Watch: China braces for ‘once a century’ floods, as record rains causes landslides

Three people have died, 11 are missing and tens of thousands have been evacuated amid warnings of a “once a century” flooding in southern China.

Record-breaking rains causing rivers to swell by up to seven metres have submerged homes, shops and farmland in areas of Guangdong province, triggering fears on how the region will cope with future extreme weather events linked to climate change.

Scientists say such events have become more intense and unpredictable in China, hitting the world’s second-largest economy with heavy rains, droughts and severe heat that have inflicted a huge personal and economic toll on parts of the country.
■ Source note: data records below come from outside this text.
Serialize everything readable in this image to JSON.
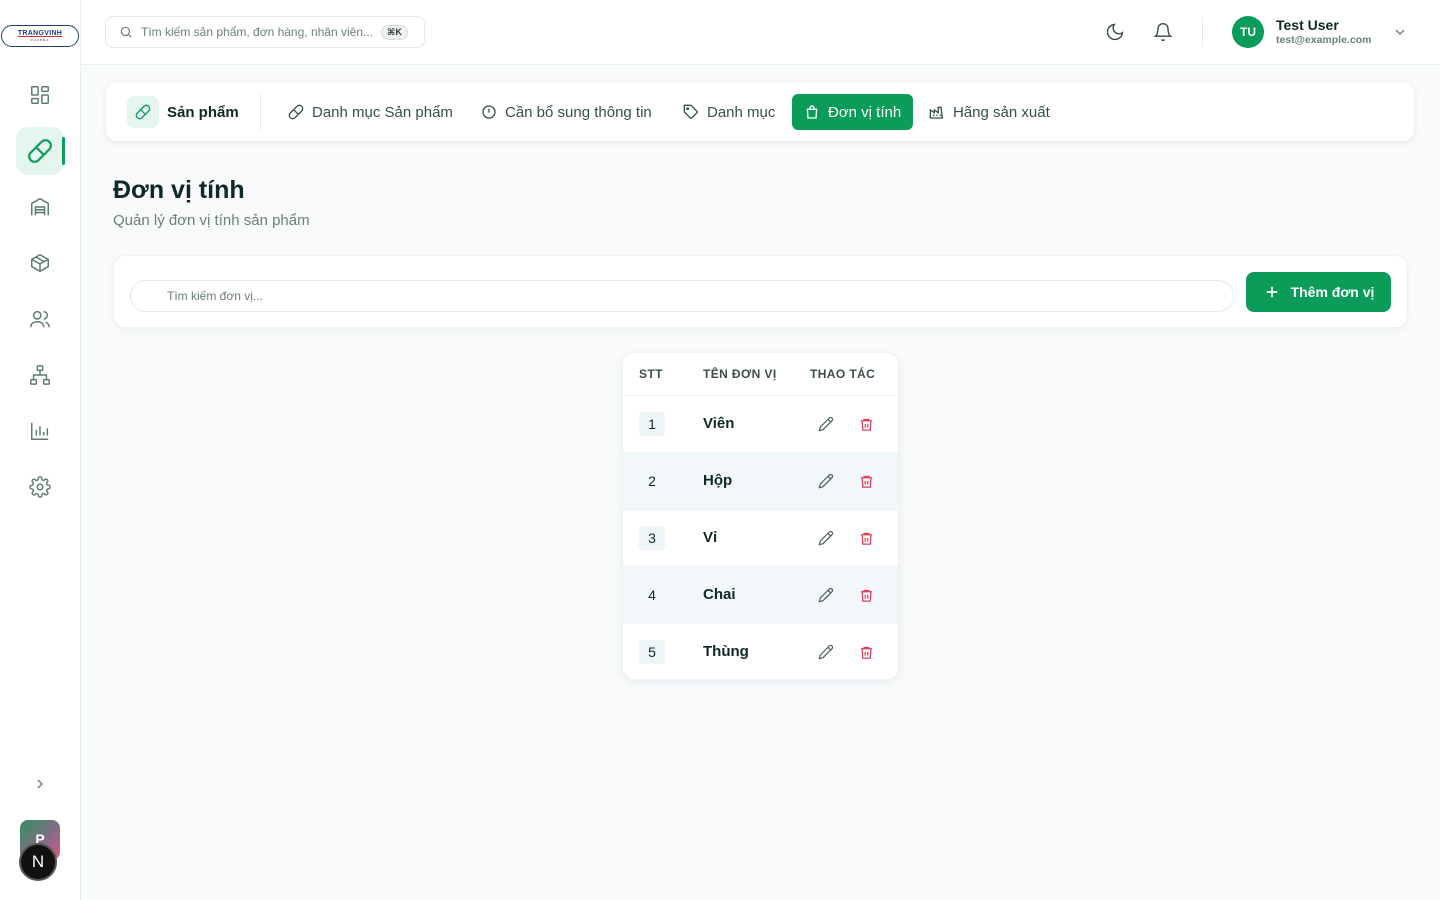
{
  "sidebar": {
    "logo_text": "TRANGVINH",
    "logo_sub": "PHARMA",
    "nav": [
      {
        "icon": "dashboard-grid-icon",
        "active": false
      },
      {
        "icon": "pill-icon",
        "active": true
      },
      {
        "icon": "warehouse-icon",
        "active": false
      },
      {
        "icon": "package-box-icon",
        "active": false
      },
      {
        "icon": "users-icon",
        "active": false
      },
      {
        "icon": "org-chart-icon",
        "active": false
      },
      {
        "icon": "bar-chart-icon",
        "active": false
      },
      {
        "icon": "settings-gear-icon",
        "active": false
      }
    ],
    "workspace_badge": "P",
    "n_badge": "N"
  },
  "header": {
    "search_placeholder": "Tìm kiếm sản phẩm, đơn hàng, nhân viên...",
    "shortcut": "⌘K",
    "user_initials": "TU",
    "user_name": "Test User",
    "user_email": "test@example.com"
  },
  "tabs": {
    "section_title": "Sản phẩm",
    "items": [
      {
        "label": "Danh mục Sản phẩm",
        "icon": "pill-icon",
        "active": false
      },
      {
        "label": "Cần bổ sung thông tin",
        "icon": "alert-circle-icon",
        "active": false
      },
      {
        "label": "Danh mục",
        "icon": "tag-icon",
        "active": false
      },
      {
        "label": "Đơn vị tính",
        "icon": "bag-icon",
        "active": true
      },
      {
        "label": "Hãng sản xuất",
        "icon": "factory-icon",
        "active": false
      }
    ]
  },
  "page": {
    "title": "Đơn vị tính",
    "subtitle": "Quản lý đơn vị tính sản phẩm"
  },
  "toolbar": {
    "search_placeholder": "Tìm kiếm đơn vị...",
    "add_label": "Thêm đơn vị"
  },
  "table": {
    "headers": [
      "STT",
      "TÊN ĐƠN VỊ",
      "THAO TÁC"
    ],
    "rows": [
      {
        "stt": "1",
        "name": "Viên"
      },
      {
        "stt": "2",
        "name": "Hộp"
      },
      {
        "stt": "3",
        "name": "Vỉ"
      },
      {
        "stt": "4",
        "name": "Chai"
      },
      {
        "stt": "5",
        "name": "Thùng"
      }
    ]
  },
  "colors": {
    "accent": "#0a9c58",
    "danger": "#e0405e"
  }
}
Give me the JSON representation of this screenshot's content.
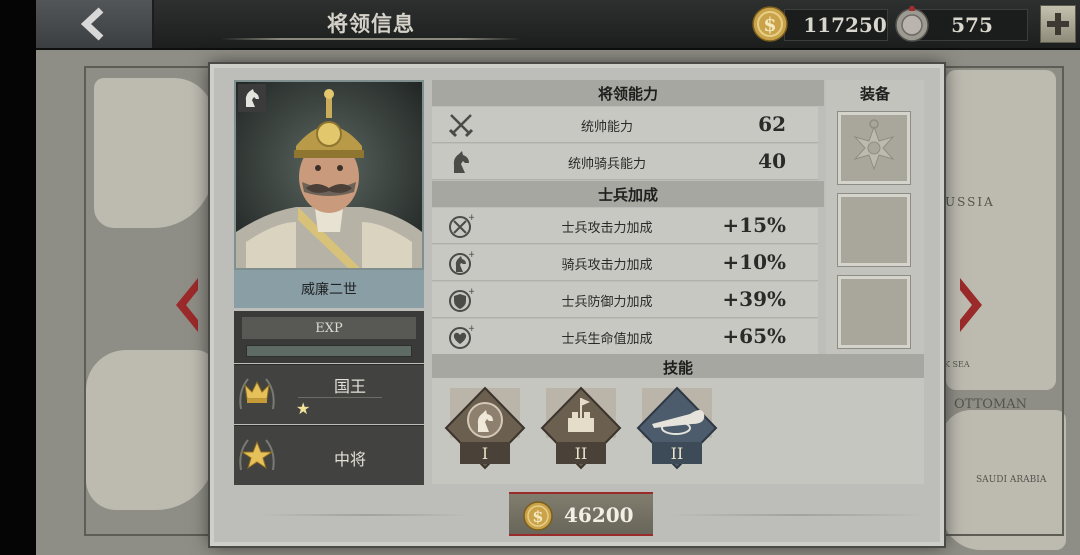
{
  "header": {
    "title": "将领信息",
    "gold": "117250",
    "medals": "575"
  },
  "general": {
    "name": "威廉二世",
    "exp_label": "EXP",
    "title_rank": "国王",
    "title_stars": "★",
    "military_rank": "中将"
  },
  "abilities": {
    "header": "将领能力",
    "items": [
      {
        "label": "统帅能力",
        "value": "62",
        "icon": "crossed-swords-icon"
      },
      {
        "label": "统帅骑兵能力",
        "value": "40",
        "icon": "knight-horse-icon"
      }
    ]
  },
  "bonuses": {
    "header": "士兵加成",
    "items": [
      {
        "label": "士兵攻击力加成",
        "value": "+15%",
        "icon": "attack-bonus-icon"
      },
      {
        "label": "骑兵攻击力加成",
        "value": "+10%",
        "icon": "cavalry-bonus-icon"
      },
      {
        "label": "士兵防御力加成",
        "value": "+39%",
        "icon": "defense-bonus-icon"
      },
      {
        "label": "士兵生命值加成",
        "value": "+65%",
        "icon": "health-bonus-icon"
      }
    ]
  },
  "equipment": {
    "header": "装备"
  },
  "skills": {
    "header": "技能",
    "items": [
      {
        "level": "I",
        "icon": "cavalry-medal-icon"
      },
      {
        "level": "II",
        "icon": "fortification-icon"
      },
      {
        "level": "II",
        "icon": "bugle-icon"
      }
    ]
  },
  "cost": {
    "value": "46200"
  },
  "map_labels": {
    "russia": "RUSSIA",
    "sea": "K SEA",
    "ottoman": "OTTOMAN",
    "saudi": "SAUDI ARABIA"
  },
  "colors": {
    "accent_red": "#9b2a2a",
    "panel_bg": "#bdbdb9",
    "gold": "#c9a24a"
  }
}
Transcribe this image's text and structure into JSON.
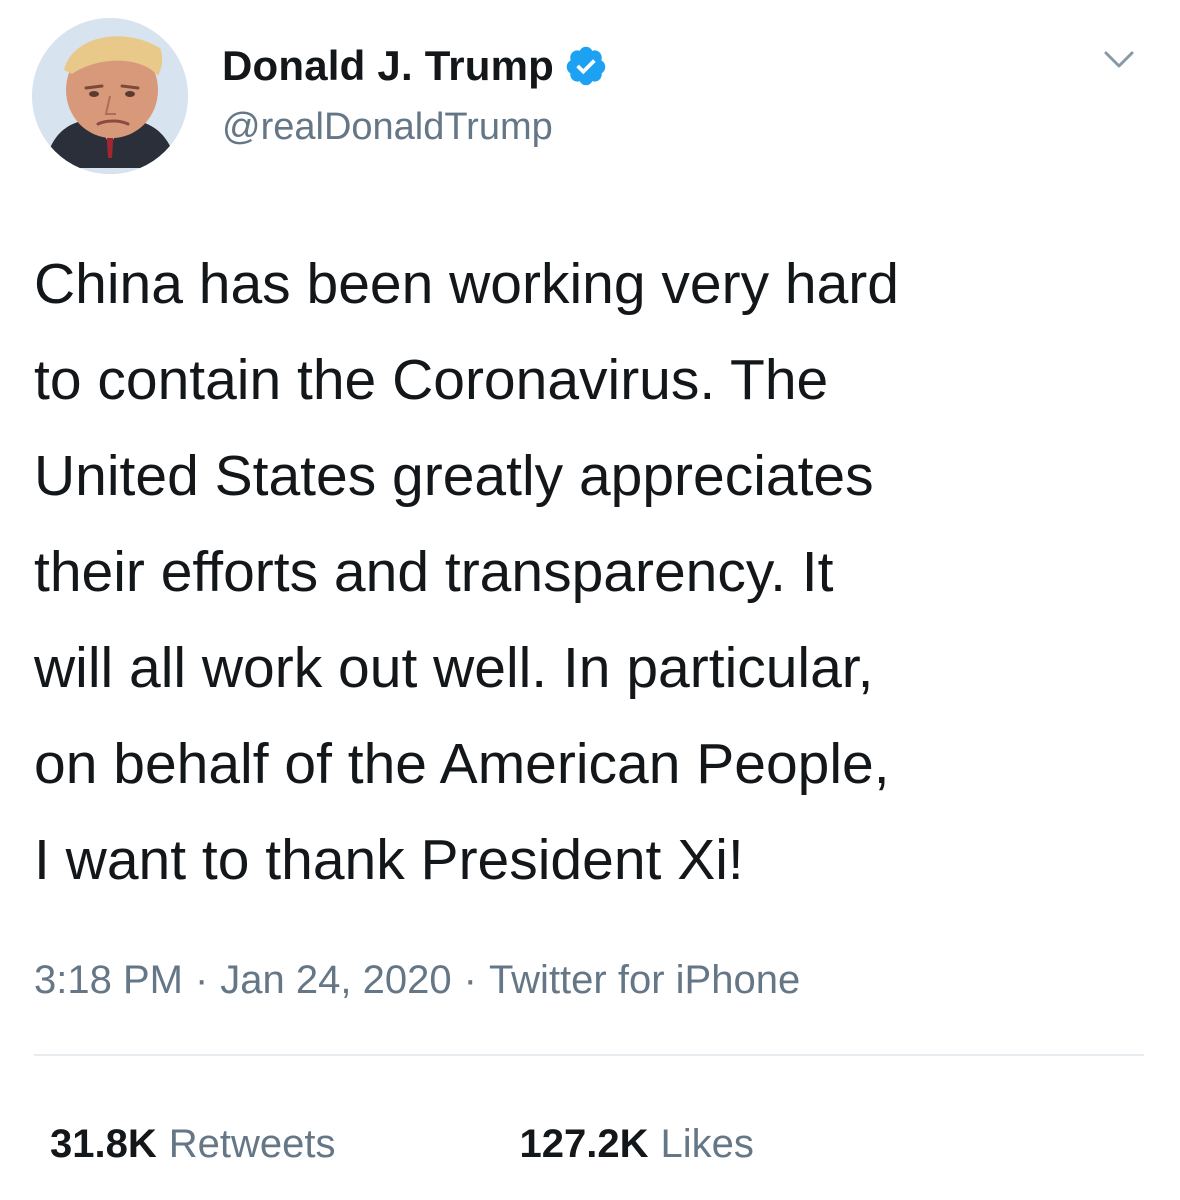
{
  "user": {
    "display_name": "Donald J. Trump",
    "handle": "@realDonaldTrump",
    "verified": true,
    "verified_color": "#1da1f2"
  },
  "tweet": {
    "text": "China has been working very hard\nto contain the Coronavirus. The\nUnited States greatly appreciates\ntheir efforts and transparency. It\nwill all work out well. In particular,\non behalf of the American People,\nI want to thank President Xi!",
    "time": "3:18 PM",
    "date": "Jan 24, 2020",
    "source": "Twitter for iPhone",
    "separator": "·"
  },
  "stats": {
    "retweets_count": "31.8K",
    "retweets_label": "Retweets",
    "likes_count": "127.2K",
    "likes_label": "Likes"
  },
  "icons": {
    "menu": "chevron-down-icon",
    "verified": "verified-badge-icon"
  }
}
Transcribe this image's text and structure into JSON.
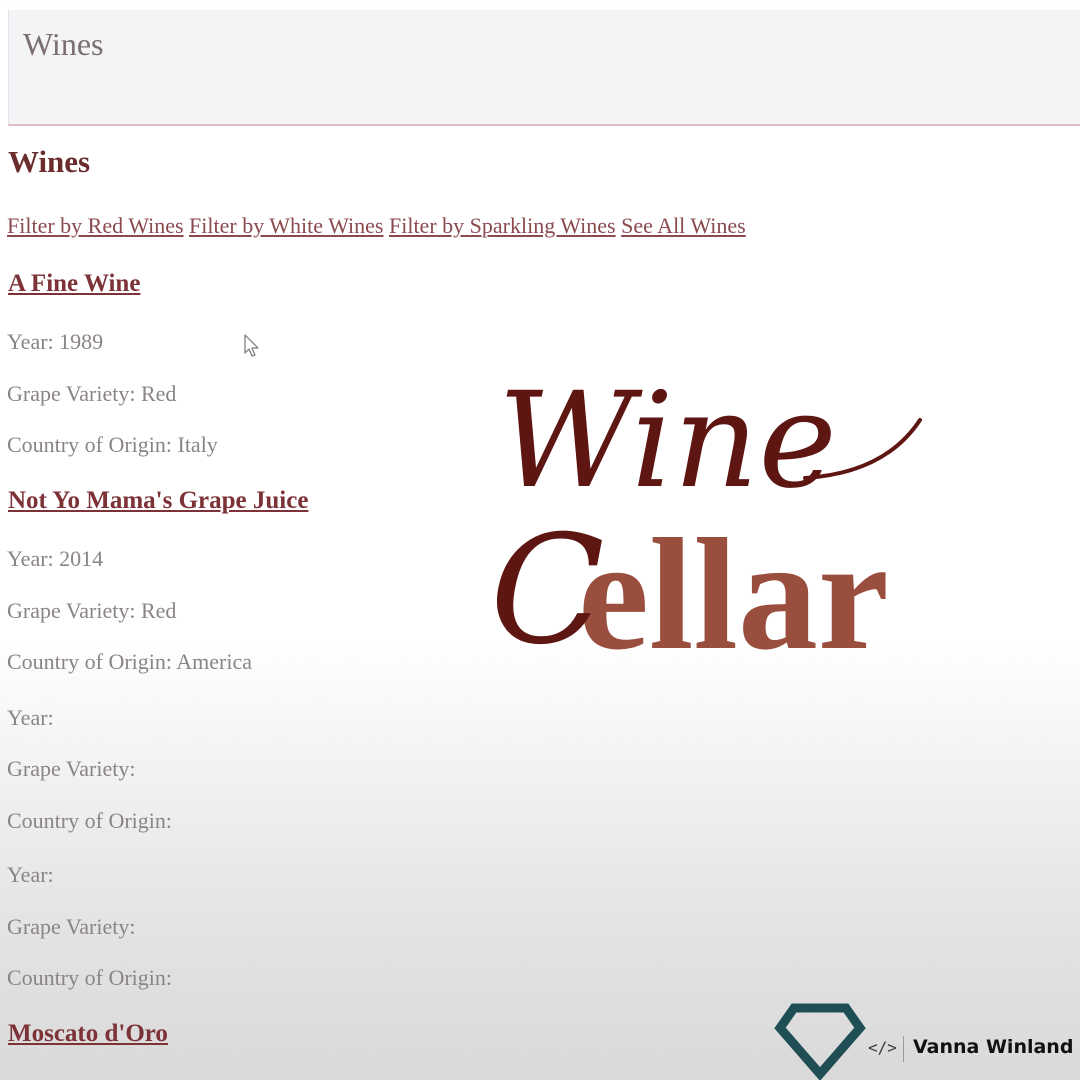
{
  "header": {
    "title": "Wines"
  },
  "page": {
    "heading": "Wines"
  },
  "filters": [
    "Filter by Red Wines",
    "Filter by White Wines",
    "Filter by Sparkling Wines",
    "See All Wines"
  ],
  "wines": [
    {
      "title": "A Fine Wine",
      "year": "Year: 1989",
      "grape": "Grape Variety: Red",
      "country": "Country of Origin: Italy"
    },
    {
      "title": "Not Yo Mama's Grape Juice",
      "year": "Year: 2014",
      "grape": "Grape Variety: Red",
      "country": "Country of Origin: America"
    },
    {
      "title": "",
      "year": "Year:",
      "grape": "Grape Variety:",
      "country": "Country of Origin:"
    },
    {
      "title": "",
      "year": "Year:",
      "grape": "Grape Variety:",
      "country": "Country of Origin:"
    },
    {
      "title": "Moscato d'Oro"
    }
  ],
  "logo": {
    "line1": "Wine",
    "line2_initial": "C",
    "line2_rest": "ellar"
  },
  "brand": {
    "icon": "diamond-logo-icon",
    "code_icon": "code-icon",
    "code_glyph": "</>",
    "name": "Vanna Winland"
  },
  "colors": {
    "wine_dark": "#5e1612",
    "wine_light": "#9a4e3e",
    "link": "#8a4a4e",
    "brand_teal": "#1f4f55"
  }
}
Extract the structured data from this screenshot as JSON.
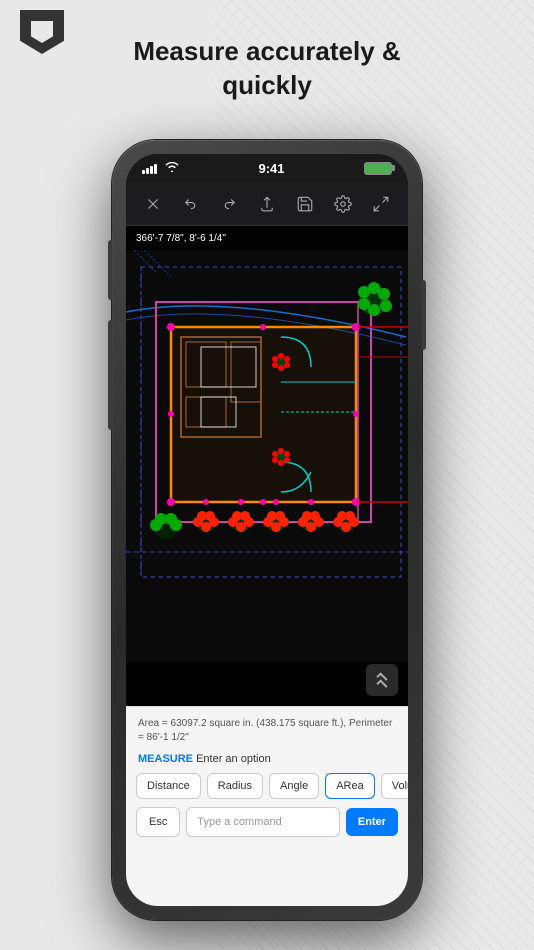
{
  "app": {
    "logo_alt": "AutoCAD logo"
  },
  "header": {
    "title_line1": "Measure accurately &",
    "title_line2": "quickly"
  },
  "status_bar": {
    "time": "9:41",
    "signal_bars": 4,
    "battery_level": "100"
  },
  "toolbar": {
    "close_label": "×",
    "undo_label": "undo",
    "redo_label": "redo",
    "share_label": "share",
    "save_label": "save",
    "settings_label": "settings",
    "fullscreen_label": "fullscreen"
  },
  "coords": {
    "value": "366'-7 7/8\",  8'-6 1/4\""
  },
  "cad": {
    "description": "CAD floor plan drawing"
  },
  "bottom_panel": {
    "area_info": "Area = 63097.2 square in. (438.175 square ft.), Perimeter = 86'-1 1/2\"",
    "command_keyword": "MEASURE",
    "command_text": " Enter an option",
    "options": [
      {
        "label": "Distance",
        "active": false
      },
      {
        "label": "Radius",
        "active": false
      },
      {
        "label": "Angle",
        "active": false
      },
      {
        "label": "ARea",
        "active": true
      },
      {
        "label": "Volume",
        "active": false
      }
    ],
    "esc_label": "Esc",
    "command_placeholder": "Type a command",
    "enter_label": "Enter"
  }
}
The unusually heavy precipitation and storms in Guangdong arrived on Thursday, much earlier than the flood season in May and June. On Monday, the authorities raced to rescue villagers caught in landslides and to evacuate trapped residents, dispatching helicopters and carrying some elderly people by piggyback from their homes.

Resident with child wading through flood from heavy rains in Qingyuan city
Residents have been evacuated following heavy rains in Qingyuan city - STR/AFP
Qingyuan city streets are flooded after unusually heavy rains
Qingyuan city streets are flooded after unusually heavy rains - STRSTR/AFP

The weather crisis had prompted the relocation of close to 54,000 people, collapsed 36 houses and damaged dozens more, reported state media agency Xinhua. It said three people had died in Zhaoqing City after being trapped by the rainfall but did not provide further details.

Of those evacuated, more than 45,000 were from the northern city of Qingyuan, which straddles the banks of the Bei River, a tributary in the wider Pearl River Delta. The authorities said the river was expected to reach levels not seen in 50 years. Many other rivers remain at levels above safety thresholds.

The severity of the weather has prompted concerns about economic damage in Guangdong, a key manufacturing and commercial hub of more than 127 million people, although companies operating there say so far supply chains have been unaffected.

“We’re worried the floods could be worse than two years ago,” Song Xiaowei, an employee of a spare parts factory in the city of Qingyuan, told Reuters. Hundreds of thousands were impacted by disruptive floods after the province saw the heaviest rainfall in six decades in 2022. Mr Song said his factory was still operating but added that he had friends nearby who had already been forced to remove their furniture. “The village opposite has been submerged to the first floor.”